(Washington, D.C.) November 14, 2007: As tensions between the North and South of Sudan continue to mount, the Darfur movement – and the policymakers and negotiators working on Sudan – must broaden their efforts to achieving a sustainable and comprehensive solution for all of Sudan, according to an ENOUGH Project strategy paper released today.
Authored by Roger Winter, a Sudan expert who helped to broker the 2005 Comprehensive Peace Agreement (CPA) between the North and South, and John Prendergast, co-chair of the ENOUGH Project, the report details the linkages between Darfur and the rest of Sudan and the need for a holistic approach in efforts to restore peace to the country.
“The end to Sudan’s crises rests in a common solution: a country-wide democratic transformation that is driven by strong, internationally monitored peace agreements for the South, Darfur, and the East and delivered through the timely, free and fair elections mandated by the CPA,” says Winter.
ENOUGH states that the ruling National Congress Party’s multiple efforts to undermine the CPA have greatly endangered the tenuous peace in the region. According to the report, the NCP has:
- delayed for months the release of funds for the census and created numerous obstacles to the drawing of boundaries between North and South, both necessary prerequisites for CPA-mandated elections;
- refused to withdraw its military forces from oil fields in the South in accordance with the CPA-stipulated timetable; and
- rejected the “final and binding” Abyei Boundary Commission report, which has frozen all efforts to establish a new local administration in violence-prone and oil-rich Abyei, which is entitled to its own referendum.
Along with other members of the international community, Winter and Prendergast state that the United States has a central leadership role to play – both in supporting the implementation of the CPA and the peace deal in Eastern Sudan, as well as in helping to broker an accord in Darfur.
Specifically, ENOUGH calls on the U.S. to ramp up its diplomatic investments and efforts to work multilaterally, including increased pressure on any party attempting to undermine peace; strengthen U.S. and broader international support for the CPA; and discontinue any plan to entertain negotiations outside the framework provided by the CPA, a course of action that could actually hasten a return to war in the South.
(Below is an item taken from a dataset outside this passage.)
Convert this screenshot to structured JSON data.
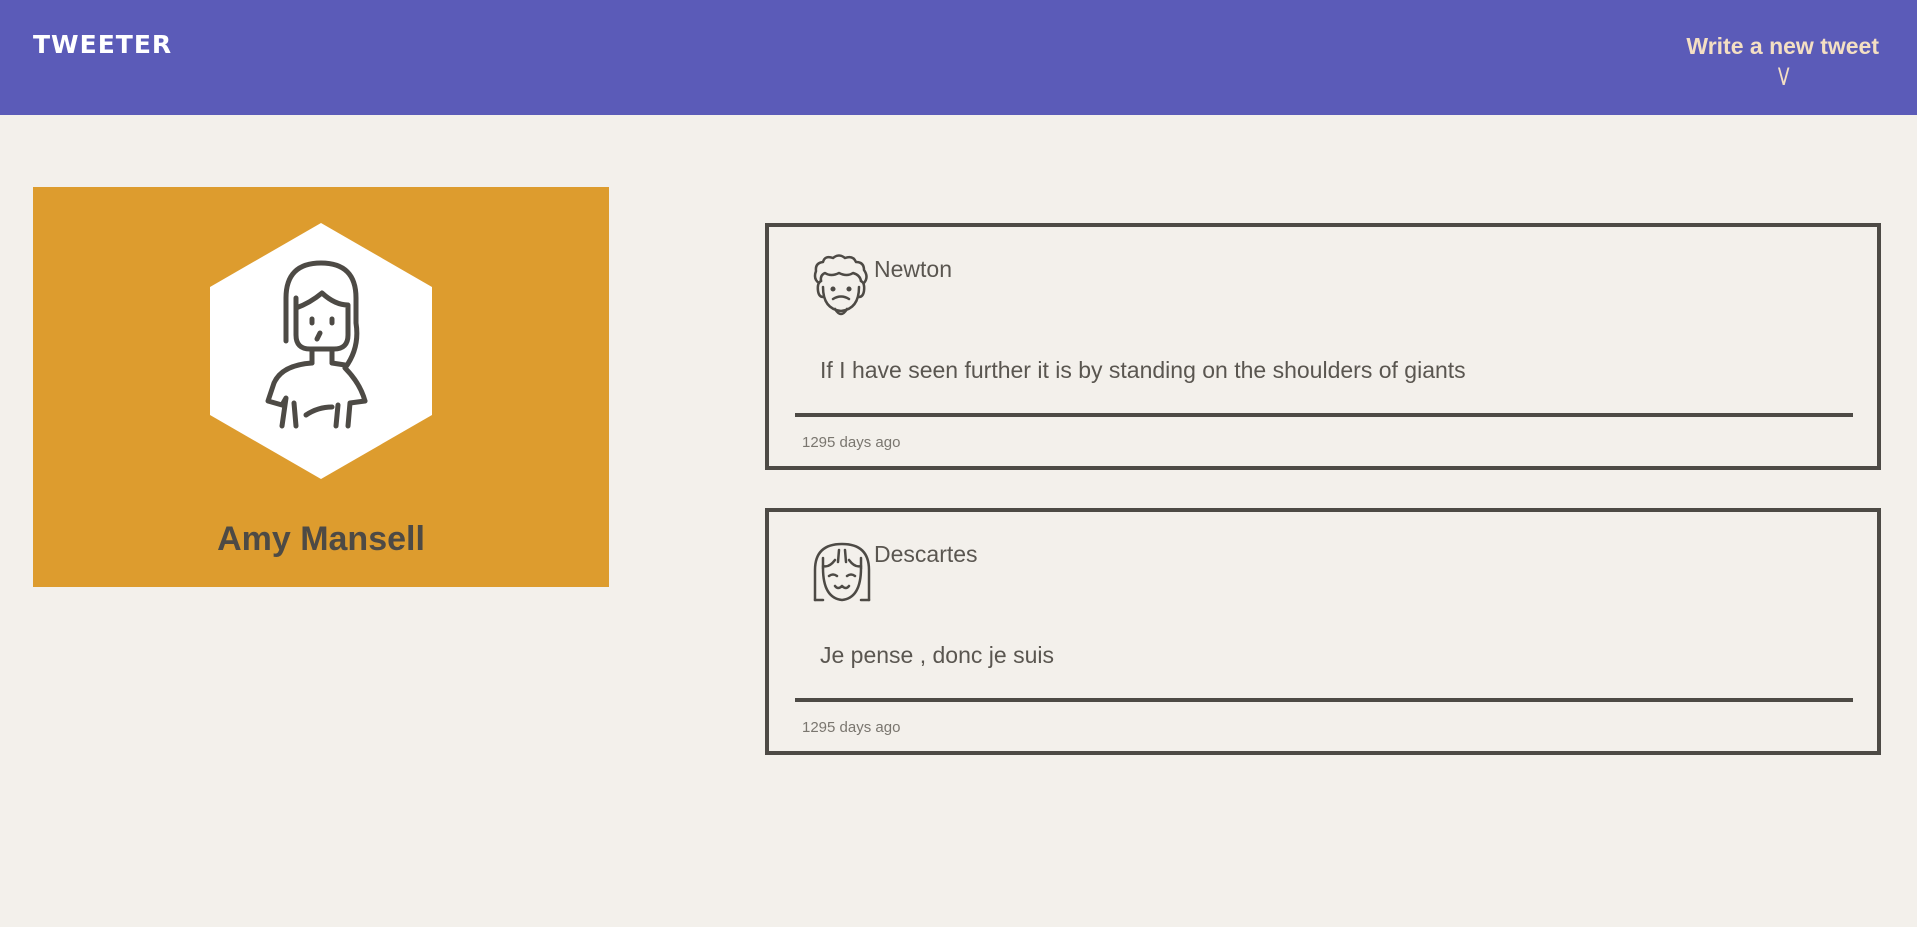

“All of Sudan’s peoples suffer from the same fundamental problem – the absence of democratic governance,” says Prendergast. “The international community therefore must conceive, achieve, and sustain an all-Sudan solution.”
To read “An All-Sudan Solution: Linking Darfur and the South,” go to www.enoughproject.org.